Co-inventor of barcode dies aged 94

US engineer George J. Laurer, who co-invented the barcode and helped to transform the retail world in the 1970s, has died at age 94

US engineer George J. Laurer, who co-invented the barcode and helped to transform the retail world in the 1970s, has died at age 94.

The former IBM employee's funeral was held Monday in his hometown of Wendell, North Carolina, according to a family obituary. He died at home last week.

Laurer is recognized as the co-inventor of the Universal Product Code (UPC), or barcode, which can be found on millions of products, services and other items for identification.

The marking -- made up of black bars of varying thickness and a 12-digit number -- can be scanned, quickly identifying the product and its price.

In 1969, Laurer rose to become senior IBM engineer and scientist in Raleigh, the capital of North Carolina, according to a tribute posted on the company's website.

"Only a few years later, in 1973, Laurer went on to spearhead the development of the now-ubiquitous Universal Product Code (UPC) symbol that revolutionized virtually every industry in the world," it said.

Fellow IBM employee Norman Woodland, who died in 2012, is considered the pioneer of the barcode idea, which he initially based on Morse code.

Woodland patented the concept in 1952 but was unable to develop it -- years before low-cost laser and computing technology.

Two decades later, Laurer developed a scanner that could read codes digitally.
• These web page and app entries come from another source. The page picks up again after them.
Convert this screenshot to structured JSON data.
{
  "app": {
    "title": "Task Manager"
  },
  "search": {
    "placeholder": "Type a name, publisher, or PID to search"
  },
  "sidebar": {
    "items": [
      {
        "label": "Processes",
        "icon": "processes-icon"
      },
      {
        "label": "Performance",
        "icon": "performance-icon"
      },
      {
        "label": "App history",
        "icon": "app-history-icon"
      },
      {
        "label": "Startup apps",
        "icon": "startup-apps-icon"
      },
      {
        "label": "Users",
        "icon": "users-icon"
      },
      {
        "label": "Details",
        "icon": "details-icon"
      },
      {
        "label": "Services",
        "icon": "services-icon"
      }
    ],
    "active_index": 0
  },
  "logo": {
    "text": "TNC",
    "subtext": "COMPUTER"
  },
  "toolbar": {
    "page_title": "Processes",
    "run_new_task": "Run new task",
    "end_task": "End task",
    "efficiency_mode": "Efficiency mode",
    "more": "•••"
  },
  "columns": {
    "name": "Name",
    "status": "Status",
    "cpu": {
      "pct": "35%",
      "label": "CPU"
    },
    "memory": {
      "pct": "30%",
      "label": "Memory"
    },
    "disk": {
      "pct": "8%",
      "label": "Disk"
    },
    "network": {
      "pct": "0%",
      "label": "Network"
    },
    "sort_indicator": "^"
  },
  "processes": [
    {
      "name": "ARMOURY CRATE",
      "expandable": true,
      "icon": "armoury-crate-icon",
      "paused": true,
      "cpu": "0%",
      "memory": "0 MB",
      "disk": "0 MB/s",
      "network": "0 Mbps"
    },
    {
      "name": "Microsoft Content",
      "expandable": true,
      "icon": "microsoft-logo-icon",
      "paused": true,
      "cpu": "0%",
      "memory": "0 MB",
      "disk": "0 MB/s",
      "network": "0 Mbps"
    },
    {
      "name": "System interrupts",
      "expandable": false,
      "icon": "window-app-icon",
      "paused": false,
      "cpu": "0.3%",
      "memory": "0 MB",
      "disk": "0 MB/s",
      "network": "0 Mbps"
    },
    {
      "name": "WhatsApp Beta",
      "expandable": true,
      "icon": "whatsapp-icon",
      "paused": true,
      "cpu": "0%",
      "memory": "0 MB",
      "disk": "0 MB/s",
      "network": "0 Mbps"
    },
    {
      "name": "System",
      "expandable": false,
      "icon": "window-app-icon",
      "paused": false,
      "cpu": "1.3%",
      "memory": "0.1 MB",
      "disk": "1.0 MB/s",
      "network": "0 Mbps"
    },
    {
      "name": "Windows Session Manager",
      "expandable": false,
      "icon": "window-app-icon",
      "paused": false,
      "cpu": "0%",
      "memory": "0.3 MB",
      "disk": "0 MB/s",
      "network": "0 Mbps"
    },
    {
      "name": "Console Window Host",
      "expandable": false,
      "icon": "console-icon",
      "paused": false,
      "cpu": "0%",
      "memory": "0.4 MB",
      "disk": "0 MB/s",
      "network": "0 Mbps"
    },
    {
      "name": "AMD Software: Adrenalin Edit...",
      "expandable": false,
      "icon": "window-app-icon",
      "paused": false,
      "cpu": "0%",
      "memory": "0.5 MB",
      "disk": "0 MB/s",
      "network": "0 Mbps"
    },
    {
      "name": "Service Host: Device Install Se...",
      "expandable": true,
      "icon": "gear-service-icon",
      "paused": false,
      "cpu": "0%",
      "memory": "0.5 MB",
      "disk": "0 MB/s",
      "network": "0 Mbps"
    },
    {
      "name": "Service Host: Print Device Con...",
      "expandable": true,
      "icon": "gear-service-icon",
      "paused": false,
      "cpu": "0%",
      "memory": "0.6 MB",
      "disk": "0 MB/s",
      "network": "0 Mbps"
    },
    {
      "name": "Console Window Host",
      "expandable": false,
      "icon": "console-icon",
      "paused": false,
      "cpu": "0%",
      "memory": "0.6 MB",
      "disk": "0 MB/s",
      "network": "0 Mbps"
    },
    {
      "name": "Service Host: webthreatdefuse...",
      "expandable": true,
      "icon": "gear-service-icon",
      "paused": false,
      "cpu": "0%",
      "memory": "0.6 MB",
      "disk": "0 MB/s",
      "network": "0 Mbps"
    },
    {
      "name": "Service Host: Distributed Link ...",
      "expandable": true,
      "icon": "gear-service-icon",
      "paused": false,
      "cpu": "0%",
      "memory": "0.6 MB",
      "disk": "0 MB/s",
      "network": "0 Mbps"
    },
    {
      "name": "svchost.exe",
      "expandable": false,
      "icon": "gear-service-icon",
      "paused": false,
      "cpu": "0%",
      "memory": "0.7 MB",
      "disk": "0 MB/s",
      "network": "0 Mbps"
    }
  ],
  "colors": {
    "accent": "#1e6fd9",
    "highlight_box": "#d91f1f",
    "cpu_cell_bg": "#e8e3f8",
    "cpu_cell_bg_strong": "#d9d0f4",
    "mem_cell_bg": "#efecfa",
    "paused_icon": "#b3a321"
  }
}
He also used stripes rather than circles that had proved impractical to print.

IBM launched the product in 1973, and the first barcode transaction took place on June 26 of the following year, in a supermarket in the city of Troy, Ohio.

The first product scanned was a pack of Wrigley's Juicy Fruit chewing gum, which is now on display at the Smithsonian National Museum of American History in Washington.